A session on Exploring Tech through communities, by Juan Pablo Flores, Student Community Manager, GitHub formed the last event of the hacking festival. GitHub was the centre of discussion throughout. The presenter took participants from profile building to the contribution during the session. An interactive Q&A session followed. In the end, the names of Mini event winners were declared. This marked the end of the weekend of innovations.
Anisha Mohapatra, one of the freshers of NIT Rourkela who took part in the competition, had to say this-
I got my first chance to showcase my technical and managerial skills by building my first hack project. We were given 36 hours to build our hack. I, with my teammates, worked day and night to complete the project along with presentation and video where we learned a lot of technical stuff on our own using Google, Youtube and reading documentations etc. Not only this, we also attended great sessions, mini-events and workshops conducted by renowned expert personalities from all corners of the world. Overall it was one of the best experiences of my life. I got exposure to the oceanic world of technology. I would like to thank the team of HackNITR for conducting such a successful and enriching event.
To all the technology enthusiasts and problem solvers, the hack submissions and winning projects can be seen here.
Vishal Reddy Chintham, winning team member of the project named ‘Old Care’ from Vellore Institute of Technology stated:
It was a great experience and I loved the community a lot. The two things that I have learnt from it are, Just keep working till the end and try to be as innovative as possible. I have to say that the hackathon organised really well and I loved the energy of the speakers and mentors!
Let’s hear it from the Organisers
Vedant Raghuwanshi, one of the Lead Organisers of HackNITR 2.0 was elated at the grand success of the event and expressed:
An exhilarating and learning throughout. I worked on a lot of stuff from Technical to Public Relations and Management. I am pretty delighted that we had 1100+ applications, 83 submissions from various institutions across the country. I am pleased that we served our purpose of inclusivity as we had a large number of first-time hackers and active participation of freshers from our institution. We had a super awesome team and a lovely discord server with great sync. It was wonderful interacting with industry experts and their sessions were quite insightful. Felt quite satisfied and happy after seeing the quality, sheer innovation and creativity of submitted hacks. Felt home :)
Regarding plans in store for HackNITR 3.0, he stated:
I am delighted with the hackathon’s outreach and we plan to increase the scale of HackNITR to make it even bigger and better. We can achieve this by becoming a member of events of good organisations and a lot more.
Harish, one of the Lead Organisers of HackNITR 2.0 gave a detailed overview of their journey in organising a hackathon on this scale:

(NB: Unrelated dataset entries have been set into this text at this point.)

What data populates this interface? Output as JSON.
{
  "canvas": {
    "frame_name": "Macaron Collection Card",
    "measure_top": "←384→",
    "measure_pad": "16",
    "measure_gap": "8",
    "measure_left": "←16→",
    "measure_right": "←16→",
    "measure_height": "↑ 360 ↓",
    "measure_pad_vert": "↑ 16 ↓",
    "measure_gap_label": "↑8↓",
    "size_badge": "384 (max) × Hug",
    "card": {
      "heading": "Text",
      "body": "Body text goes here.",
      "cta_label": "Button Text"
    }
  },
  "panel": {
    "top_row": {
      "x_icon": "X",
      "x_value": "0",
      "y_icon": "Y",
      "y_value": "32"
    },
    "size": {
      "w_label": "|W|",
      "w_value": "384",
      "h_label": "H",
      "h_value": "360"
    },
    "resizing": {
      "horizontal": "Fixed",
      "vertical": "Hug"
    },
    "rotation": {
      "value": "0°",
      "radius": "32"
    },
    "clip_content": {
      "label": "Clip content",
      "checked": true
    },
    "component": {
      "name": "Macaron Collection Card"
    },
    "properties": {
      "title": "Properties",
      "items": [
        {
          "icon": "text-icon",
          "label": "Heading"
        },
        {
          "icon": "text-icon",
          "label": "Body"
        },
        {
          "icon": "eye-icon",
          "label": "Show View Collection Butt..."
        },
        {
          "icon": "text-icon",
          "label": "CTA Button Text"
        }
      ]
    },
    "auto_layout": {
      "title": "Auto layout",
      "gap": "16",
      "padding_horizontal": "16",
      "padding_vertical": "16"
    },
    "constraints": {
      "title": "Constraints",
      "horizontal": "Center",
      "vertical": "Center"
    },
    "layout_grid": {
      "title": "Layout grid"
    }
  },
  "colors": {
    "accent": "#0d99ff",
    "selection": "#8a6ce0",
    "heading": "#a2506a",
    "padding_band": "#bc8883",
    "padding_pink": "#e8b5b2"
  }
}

We started preparing for HackNITR 2.0 around the month of November, which was 4 months before the event. The ride was filled with ups and downs, rejections and approvals from Sponsors and Guests gave us mixed feelings. In the end, I was really glad that the organizing team has given its best efforts to make HackNITR 2.0 a fruitful event. Even organizing a hackathon has its own problem statement, the goal of organizing HackNITR 2.0 was to give encourage students to build innovative solutions. Gaurav Sen turning up to HackNITR 2.0 is one of the finest moments of the event. By organizing HackNITR 2.0 I have definitely learned a lot, the experience wasn't that smooth. We had SpeedNetworking and Mini Events to encourage hackers to interact and bring them together. Though we had a pretty good response from the hackers, it could be improved to encourage a larger crowd. Made a few mistakes, but mistakes make us strong.
Team Monday Morning congratulates Open code and DSC NIT Rourkela for successfully organising ‘HackNITR 2.0’ and hopes such events are conducted more often for the benefit of the student developers community.